Civil War Profiles: Who was John Wilkes Booth?

On April 27, 1865, George Alfred Townsend, serving as the Washington-based correspondent of the New York World, wrote the third of his “letters” to the public about the death of President Abraham Lincoln. Having previously reported on the...

Thursday, January 2, 2014 - 6:06am

Civil War Profiles: George Alfred Townsend reports on ‘The Murder’

An earthshaking event occurred at 10:13 p.m. on April 14, 1865, at Ford’s Theater in Washington, D.C. A popular actor named John Wilkes Booth assassinated the president of the United States, Abraham Lincoln.

In that pre-electronic age,...

Thursday, December 12, 2013 - 8:21am

Civil War Profiles: Sussex County’s ‘Gath’ investigates the real Lincoln

One of the finest literary talents Sussex County has produced over the years is George Alfred Townsend of Georgetown. During the mid- to late 19th century, Townsend — who signed his writings “Gath” — enjoyed celebrity as a political columnist,...

Thursday, December 5, 2013 - 7:23am

Civil War Profiles: Lincoln’s Thanksgiving Proclamation: The 150th anniversary

Although it is generally believed that the idea of offering thanksgiving originated with the Pilgrims who settled here from England in the 17th century, it was not until the 18th century that days of thanksgiving were promulgated in this country...

Wednesday, November 27, 2013 - 7:02am

Civil War Profiles: Fighting their last battle: The Delaware regiments at Ream’s Station

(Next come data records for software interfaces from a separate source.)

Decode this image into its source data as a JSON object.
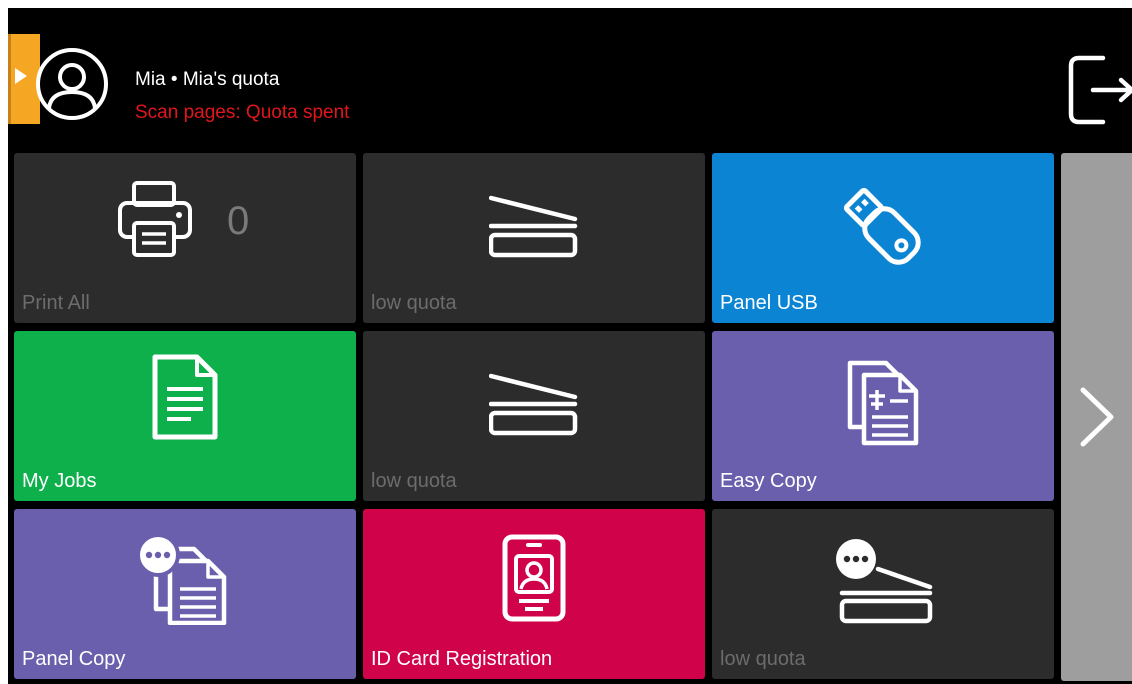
{
  "header": {
    "user_line": "Mia • Mia's quota",
    "quota_status": "Scan pages: Quota spent",
    "colors": {
      "quota_status": "#e0161b",
      "side_tab": "#f5a623"
    },
    "icons": {
      "side_tab": "chevron-right-icon",
      "avatar": "user-avatar-icon",
      "logout": "logout-icon"
    }
  },
  "tiles": [
    {
      "label": "Print All",
      "count": "0",
      "icon": "printer-icon",
      "color": "#2c2c2c",
      "enabled": false
    },
    {
      "label": "low quota",
      "icon": "scanner-icon",
      "color": "#2c2c2c",
      "enabled": false
    },
    {
      "label": "Panel USB",
      "icon": "usb-drive-icon",
      "color": "#0a84d3",
      "enabled": true
    },
    {
      "label": "My Jobs",
      "icon": "document-icon",
      "color": "#0db04b",
      "enabled": true
    },
    {
      "label": "low quota",
      "icon": "scanner-icon",
      "color": "#2c2c2c",
      "enabled": false
    },
    {
      "label": "Easy Copy",
      "icon": "copy-icon",
      "color": "#6a5fad",
      "enabled": true
    },
    {
      "label": "Panel Copy",
      "icon": "copy-options-icon",
      "color": "#6a5fad",
      "enabled": true
    },
    {
      "label": "ID Card Registration",
      "icon": "id-card-icon",
      "color": "#d0024a",
      "enabled": true
    },
    {
      "label": "low quota",
      "icon": "scanner-options-icon",
      "color": "#2c2c2c",
      "enabled": false
    }
  ],
  "navigation": {
    "next_icon": "chevron-right-icon"
  }
}
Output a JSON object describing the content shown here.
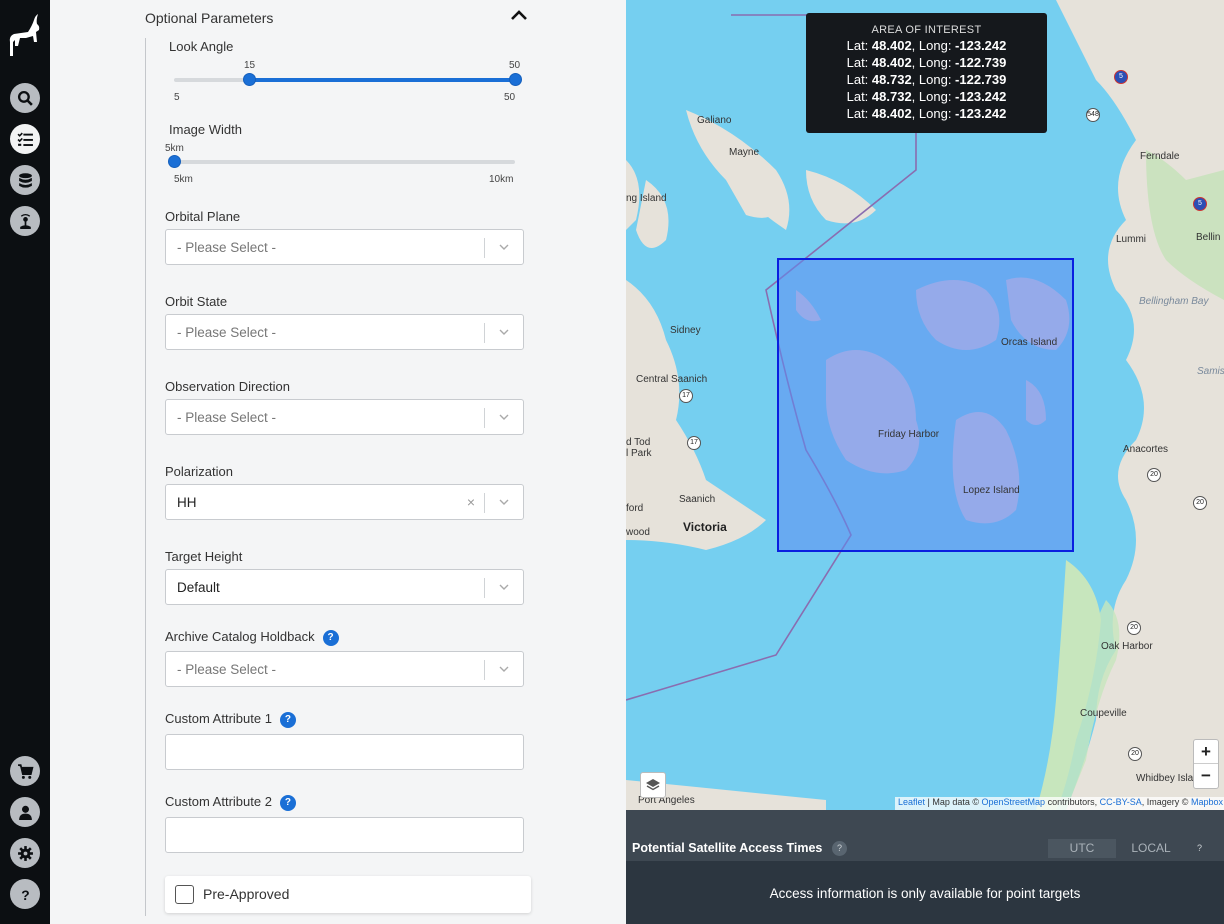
{
  "rail": {
    "icons": [
      "logo-icon",
      "search-icon",
      "tasks-icon",
      "database-icon",
      "satellite-icon",
      "cart-icon",
      "user-icon",
      "gear-icon",
      "help-icon"
    ]
  },
  "form": {
    "section_title": "Optional Parameters",
    "look_angle": {
      "label": "Look Angle",
      "min_val": "5",
      "max_val": "50",
      "low": "15",
      "high": "50",
      "min": 5,
      "max": 50,
      "low_value": 15,
      "high_value": 50
    },
    "image_width": {
      "label": "Image Width",
      "value": "5km",
      "min_label": "5km",
      "max_label": "10km",
      "min": 5,
      "max": 10,
      "current": 5
    },
    "orbital_plane": {
      "label": "Orbital Plane",
      "value": "- Please Select -"
    },
    "orbit_state": {
      "label": "Orbit State",
      "value": "- Please Select -"
    },
    "observation_direction": {
      "label": "Observation Direction",
      "value": "- Please Select -"
    },
    "polarization": {
      "label": "Polarization",
      "value": "HH",
      "clear": "×"
    },
    "target_height": {
      "label": "Target Height",
      "value": "Default"
    },
    "archive_holdback": {
      "label": "Archive Catalog Holdback",
      "value": "- Please Select -",
      "help": "?"
    },
    "custom_attr_1": {
      "label": "Custom Attribute 1",
      "value": "",
      "help": "?"
    },
    "custom_attr_2": {
      "label": "Custom Attribute 2",
      "value": "",
      "help": "?"
    },
    "pre_approved": {
      "label": "Pre-Approved",
      "checked": false
    }
  },
  "map": {
    "aoi": {
      "title": "AREA OF INTEREST",
      "rows": [
        {
          "lat_label": "Lat: ",
          "lat": "48.402",
          "long_label": ", Long: ",
          "long": "-123.242"
        },
        {
          "lat_label": "Lat: ",
          "lat": "48.402",
          "long_label": ", Long: ",
          "long": "-122.739"
        },
        {
          "lat_label": "Lat: ",
          "lat": "48.732",
          "long_label": ", Long: ",
          "long": "-122.739"
        },
        {
          "lat_label": "Lat: ",
          "lat": "48.732",
          "long_label": ", Long: ",
          "long": "-123.242"
        },
        {
          "lat_label": "Lat: ",
          "lat": "48.402",
          "long_label": ", Long: ",
          "long": "-123.242"
        }
      ]
    },
    "labels": {
      "galiano": "Galiano",
      "mayne": "Mayne",
      "sidney": "Sidney",
      "central_saanich": "Central Saanich",
      "saanich": "Saanich",
      "victoria": "Victoria",
      "friday_harbor": "Friday Harbor",
      "orcas_island": "Orcas Island",
      "lopez_island": "Lopez Island",
      "anacortes": "Anacortes",
      "oak_harbor": "Oak Harbor",
      "coupeville": "Coupeville",
      "whidbey_island": "Whidbey Island",
      "port_angeles": "Port Angeles",
      "ferndale": "Ferndale",
      "lummi": "Lummi",
      "bellingham_bay": "Bellingham Bay",
      "bellin": "Bellin",
      "ng_island": "ng Island",
      "d_tod": "d Tod",
      "l_park": "l Park",
      "ford": "ford",
      "wood": "wood",
      "samish": "Samish"
    },
    "shields": {
      "r17a": "17",
      "r17b": "17",
      "r548": "548",
      "r20a": "20",
      "r20b": "20",
      "r20c": "20",
      "r20d": "20",
      "i5a": "5",
      "i5b": "5"
    },
    "zoom_in": "+",
    "zoom_out": "−",
    "attribution": {
      "leaflet": "Leaflet",
      "sep1": " | Map data © ",
      "osm": "OpenStreetMap",
      "contrib": " contributors, ",
      "license": "CC-BY-SA",
      "imagery": ", Imagery © ",
      "mapbox": "Mapbox"
    }
  },
  "access": {
    "title": "Potential Satellite Access Times",
    "help": "?",
    "utc": "UTC",
    "local": "LOCAL",
    "help2": "?",
    "message": "Access information is only available for point targets"
  },
  "colors": {
    "accent": "#1a6fd6",
    "rail": "#0c0f12",
    "water": "#75cff0",
    "aoi_stroke": "#0a1fe0"
  }
}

Following the Union Army of the Potomac’s nightmare at Cold Harbor, Va. on June 3, 1864, where thousands of men became casualties in less than an hour of fighting, Lt. Gen. Ulysses S. Grant continued to pursue the strategy he had adopted at the...

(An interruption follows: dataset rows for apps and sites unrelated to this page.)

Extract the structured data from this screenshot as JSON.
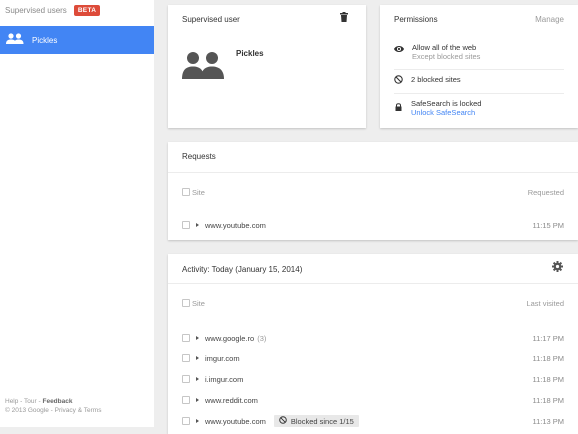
{
  "sidebar": {
    "header": "Supervised users",
    "beta": "BETA",
    "user": "Pickles",
    "footer": {
      "help": "Help",
      "tour": "Tour",
      "feedback": "Feedback",
      "sep": " - ",
      "copyright": "© 2013 Google",
      "privacy": "Privacy & Terms"
    }
  },
  "supervised_card": {
    "title": "Supervised user",
    "name": "Pickles"
  },
  "permissions": {
    "title": "Permissions",
    "manage": "Manage",
    "allow": "Allow all of the web",
    "except": "Except blocked sites",
    "blocked": "2 blocked sites",
    "safesearch": "SafeSearch is locked",
    "unlock": "Unlock SafeSearch"
  },
  "requests": {
    "title": "Requests",
    "col_site": "Site",
    "col_time": "Requested",
    "rows": [
      {
        "site": "www.youtube.com",
        "time": "11:15 PM"
      }
    ]
  },
  "activity": {
    "title": "Activity: Today (January 15, 2014)",
    "col_site": "Site",
    "col_time": "Last visited",
    "rows": [
      {
        "site": "www.google.ro",
        "count": "(3)",
        "time": "11:17 PM"
      },
      {
        "site": "imgur.com",
        "time": "11:18 PM"
      },
      {
        "site": "i.imgur.com",
        "time": "11:18 PM"
      },
      {
        "site": "www.reddit.com",
        "time": "11:18 PM"
      },
      {
        "site": "www.youtube.com",
        "badge": "Blocked since 1/15",
        "time": "11:13 PM"
      }
    ]
  },
  "colors": {
    "accent": "#4285f4",
    "beta": "#dd4b39"
  }
}
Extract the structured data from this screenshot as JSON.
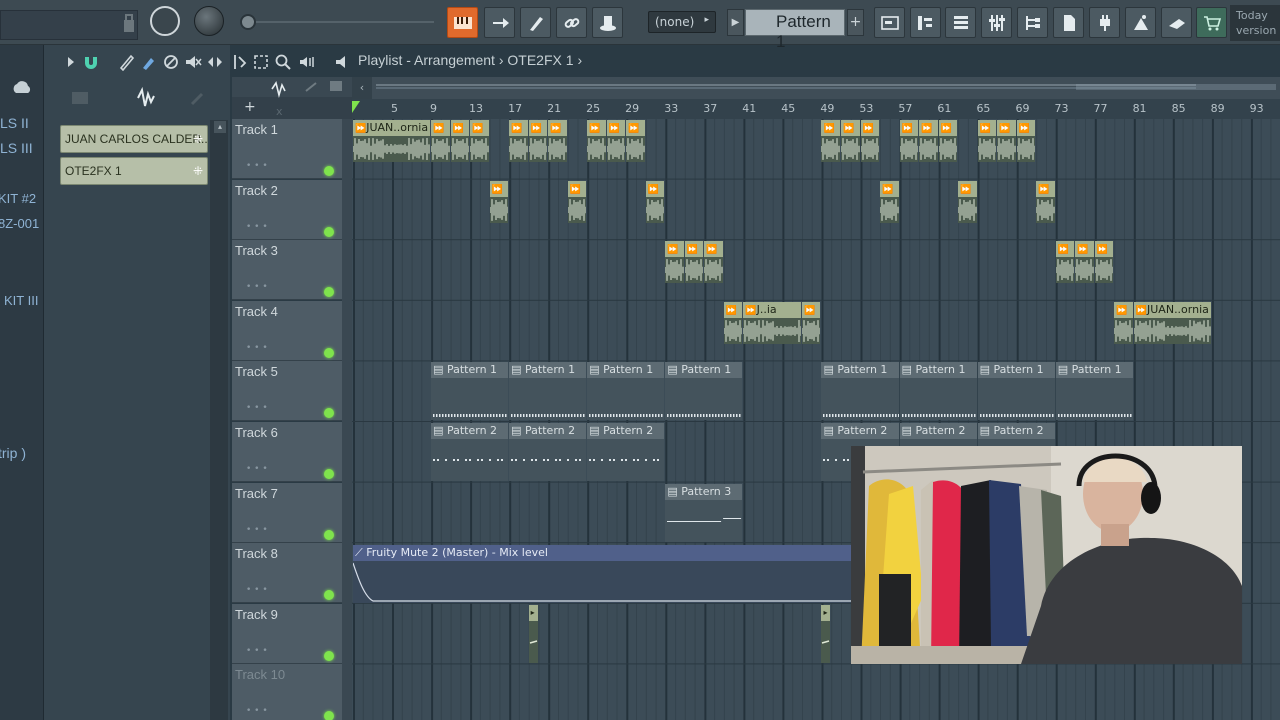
{
  "toolbar": {
    "pattern_selector": "Pattern 1",
    "none_selector": "(none)",
    "hint_line1": "Today",
    "hint_line2": "version"
  },
  "left_strip": {
    "labels": [
      "LS II",
      "LS III",
      "KIT #2",
      "8Z-001",
      "KIT III",
      "trip )"
    ]
  },
  "picker": {
    "items": [
      "JUAN CARLOS CALDER..",
      "OTE2FX 1"
    ]
  },
  "playlist": {
    "title": "Playlist - Arrangement",
    "breadcrumb_sep": "›",
    "pattern_name": "OTE2FX 1"
  },
  "ruler": {
    "bars": [
      "5",
      "9",
      "13",
      "17",
      "21",
      "25",
      "29",
      "33",
      "37",
      "41",
      "45",
      "49",
      "53",
      "57",
      "61",
      "65",
      "69",
      "73",
      "77",
      "81",
      "85",
      "89",
      "93"
    ]
  },
  "tracks": [
    {
      "name": "Track 1"
    },
    {
      "name": "Track 2"
    },
    {
      "name": "Track 3"
    },
    {
      "name": "Track 4"
    },
    {
      "name": "Track 5"
    },
    {
      "name": "Track 6"
    },
    {
      "name": "Track 7"
    },
    {
      "name": "Track 8"
    },
    {
      "name": "Track 9"
    },
    {
      "name": "Track 10"
    }
  ],
  "clips": {
    "audio_label_long": "JUAN..ornia",
    "audio_label_short": "J..ia",
    "pattern1": "Pattern 1",
    "pattern2": "Pattern 2",
    "pattern3": "Pattern 3",
    "automation": "Fruity Mute 2 (Master) - Mix level"
  },
  "colors": {
    "accent": "#e06a2c",
    "audio_clip": "#a3b08f",
    "pattern_clip": "#5d6b73",
    "automation_clip": "#50608a",
    "led": "#7fe34d"
  }
}
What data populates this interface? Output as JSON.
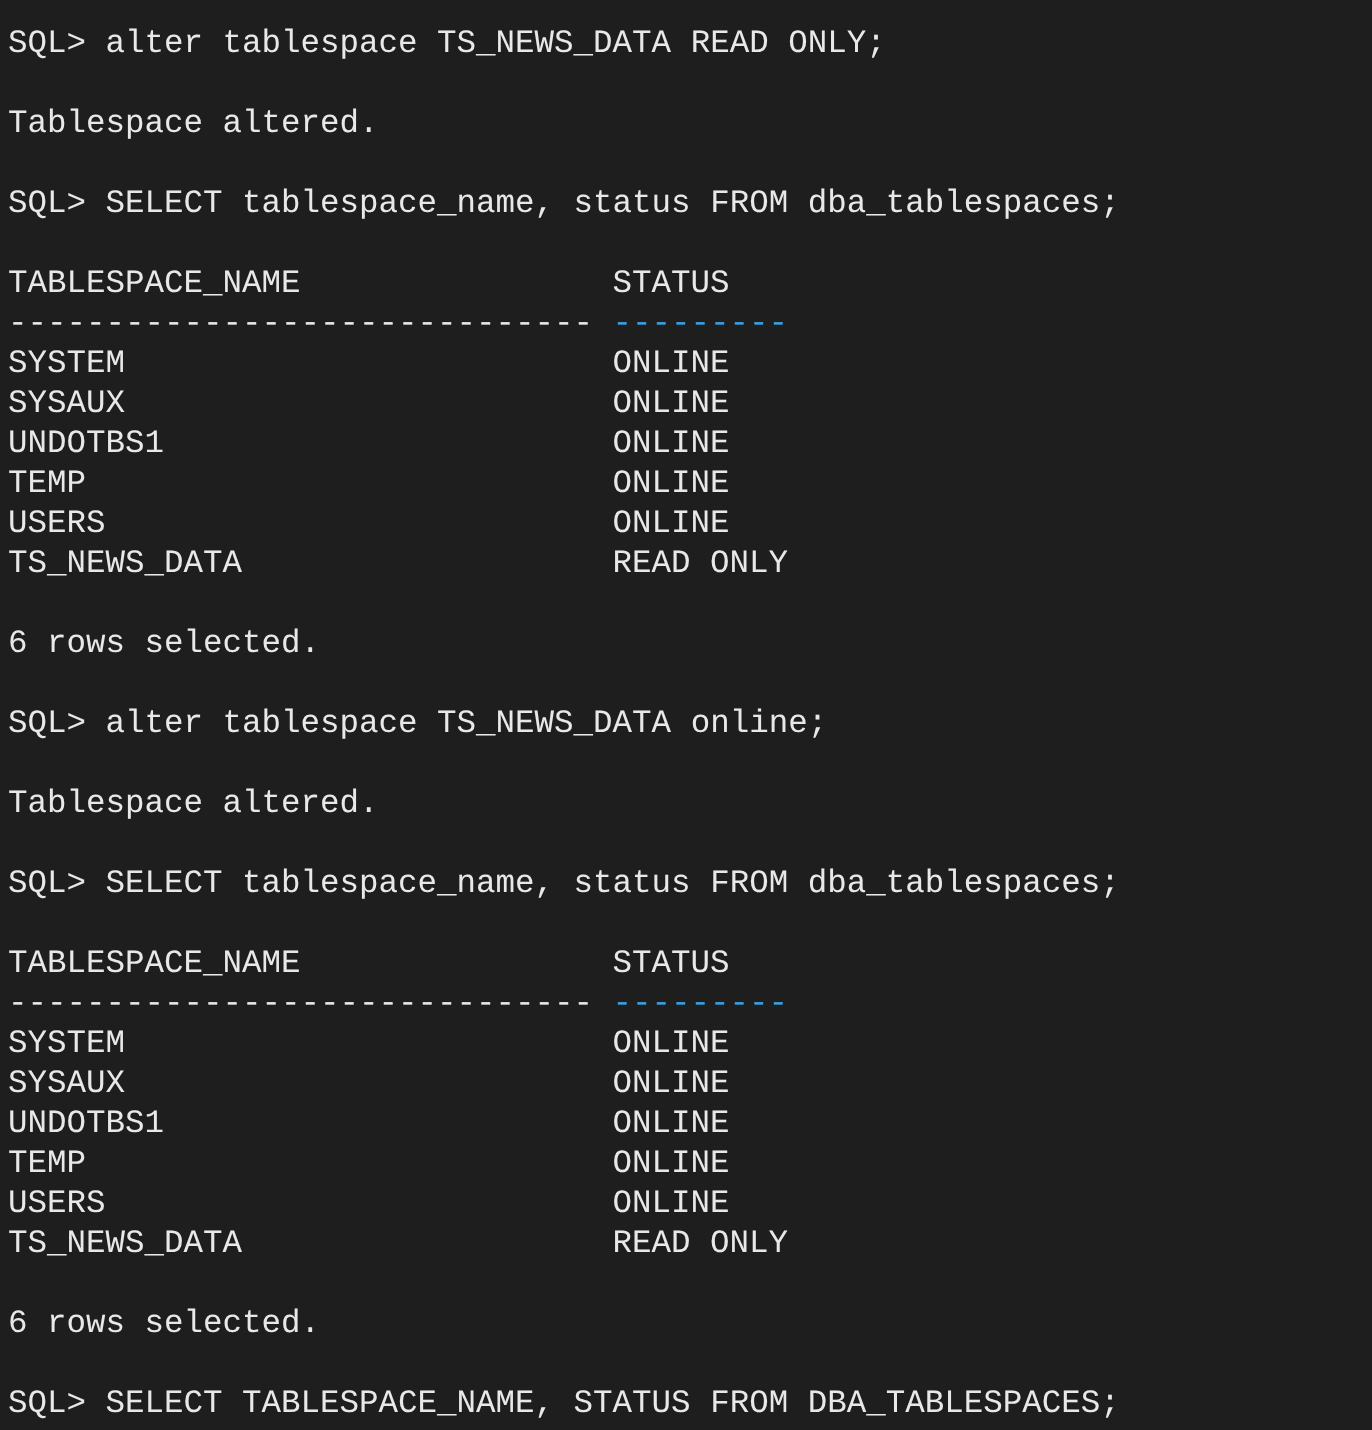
{
  "terminal": {
    "blocks": [
      {
        "kind": "command",
        "prompt": "SQL>",
        "text": "alter tablespace TS_NEWS_DATA READ ONLY;"
      },
      {
        "kind": "message",
        "text": "Tablespace altered."
      },
      {
        "kind": "command",
        "prompt": "SQL>",
        "text": "SELECT tablespace_name, status FROM dba_tablespaces;"
      },
      {
        "kind": "table",
        "columns": [
          "TABLESPACE_NAME",
          "STATUS"
        ],
        "rulers": [
          {
            "text": "------------------------------",
            "color": "#e8e8e8"
          },
          {
            "text": "---------",
            "color": "#3aa0e6"
          }
        ],
        "rows": [
          [
            "SYSTEM",
            "ONLINE"
          ],
          [
            "SYSAUX",
            "ONLINE"
          ],
          [
            "UNDOTBS1",
            "ONLINE"
          ],
          [
            "TEMP",
            "ONLINE"
          ],
          [
            "USERS",
            "ONLINE"
          ],
          [
            "TS_NEWS_DATA",
            "READ ONLY"
          ]
        ]
      },
      {
        "kind": "message",
        "text": "6 rows selected."
      },
      {
        "kind": "command",
        "prompt": "SQL>",
        "text": "alter tablespace TS_NEWS_DATA online;"
      },
      {
        "kind": "message",
        "text": "Tablespace altered."
      },
      {
        "kind": "command",
        "prompt": "SQL>",
        "text": "SELECT tablespace_name, status FROM dba_tablespaces;"
      },
      {
        "kind": "table",
        "columns": [
          "TABLESPACE_NAME",
          "STATUS"
        ],
        "rulers": [
          {
            "text": "------------------------------",
            "color": "#e8e8e8"
          },
          {
            "text": "---------",
            "color": "#3aa0e6"
          }
        ],
        "rows": [
          [
            "SYSTEM",
            "ONLINE"
          ],
          [
            "SYSAUX",
            "ONLINE"
          ],
          [
            "UNDOTBS1",
            "ONLINE"
          ],
          [
            "TEMP",
            "ONLINE"
          ],
          [
            "USERS",
            "ONLINE"
          ],
          [
            "TS_NEWS_DATA",
            "READ ONLY"
          ]
        ]
      },
      {
        "kind": "message",
        "text": "6 rows selected."
      },
      {
        "kind": "command",
        "prompt": "SQL>",
        "text": "SELECT TABLESPACE_NAME, STATUS FROM DBA_TABLESPACES;"
      }
    ]
  }
}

Thursday, November 7, 2013 - 9:41am

Civil War Profiles: In the front line of the attack: Delaware at Cold Harbor

Marching southward from Spotsylvania toward Richmond and avoiding a trap Gen. Robert E. Lee set for the Union army near the North Anna River, Lt. Gen. Ulysses S. Grant sent a message to Washington, “Lee’s army is really whipped.”

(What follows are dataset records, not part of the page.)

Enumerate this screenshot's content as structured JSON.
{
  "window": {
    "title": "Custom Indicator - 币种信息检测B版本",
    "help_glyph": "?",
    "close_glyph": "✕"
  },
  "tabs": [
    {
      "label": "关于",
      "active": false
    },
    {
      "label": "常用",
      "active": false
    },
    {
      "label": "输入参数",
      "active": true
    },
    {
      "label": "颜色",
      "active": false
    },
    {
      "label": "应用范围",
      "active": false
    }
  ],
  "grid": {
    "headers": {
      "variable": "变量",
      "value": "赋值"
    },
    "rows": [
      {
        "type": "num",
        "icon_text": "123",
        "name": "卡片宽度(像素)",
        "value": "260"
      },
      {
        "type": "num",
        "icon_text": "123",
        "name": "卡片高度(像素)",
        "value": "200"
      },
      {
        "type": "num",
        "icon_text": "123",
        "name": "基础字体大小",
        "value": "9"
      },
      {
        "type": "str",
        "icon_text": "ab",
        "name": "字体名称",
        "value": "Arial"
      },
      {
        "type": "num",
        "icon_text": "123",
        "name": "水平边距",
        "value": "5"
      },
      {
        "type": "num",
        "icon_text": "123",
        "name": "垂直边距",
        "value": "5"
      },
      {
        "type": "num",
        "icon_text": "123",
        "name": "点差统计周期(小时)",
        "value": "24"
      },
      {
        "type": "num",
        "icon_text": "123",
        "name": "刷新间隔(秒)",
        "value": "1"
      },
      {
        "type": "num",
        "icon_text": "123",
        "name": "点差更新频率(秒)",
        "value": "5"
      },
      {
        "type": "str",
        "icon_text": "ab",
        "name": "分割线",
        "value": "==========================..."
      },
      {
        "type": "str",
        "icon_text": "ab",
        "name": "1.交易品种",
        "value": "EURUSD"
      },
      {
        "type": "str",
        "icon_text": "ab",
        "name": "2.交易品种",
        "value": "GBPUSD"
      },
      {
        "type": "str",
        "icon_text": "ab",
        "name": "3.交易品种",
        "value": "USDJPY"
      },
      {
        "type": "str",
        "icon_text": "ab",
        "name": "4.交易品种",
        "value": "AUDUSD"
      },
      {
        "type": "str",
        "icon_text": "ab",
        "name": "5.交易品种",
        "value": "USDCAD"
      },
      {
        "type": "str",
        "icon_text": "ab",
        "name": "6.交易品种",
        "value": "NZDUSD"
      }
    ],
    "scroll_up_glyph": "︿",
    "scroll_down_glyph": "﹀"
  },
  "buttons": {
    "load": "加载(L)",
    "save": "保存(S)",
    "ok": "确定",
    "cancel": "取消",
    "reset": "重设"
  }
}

Grant’s...

Thursday, October 31, 2013 - 8:41am

Civil War Profiles: Upholding a reputation for valor: Delaware at Chancellorsville

Maj. Gen. Ambrose Burnside’s tenure as commander of the Army of the Potomac ended soon after the fiasco at Fredericksburg that caused many thousands of Union casualties. President Abraham Lincoln appointed Maj. Gen. Joseph Hooker in his stead....

Thursday, October 3, 2013 - 10:12am

Civil War Profiles: The bloodiest day: Delaware at Antietam

Older senior citizens well remember gathering around the family radio to hear alarming reports of the attack on Dec. 7, 1941, that took the lives of 2,400 Americans. Most of us alive today witnessed the trauma of Sept. 11, 2001, unfolding on...

Wednesday, September 18, 2013 - 1:58pm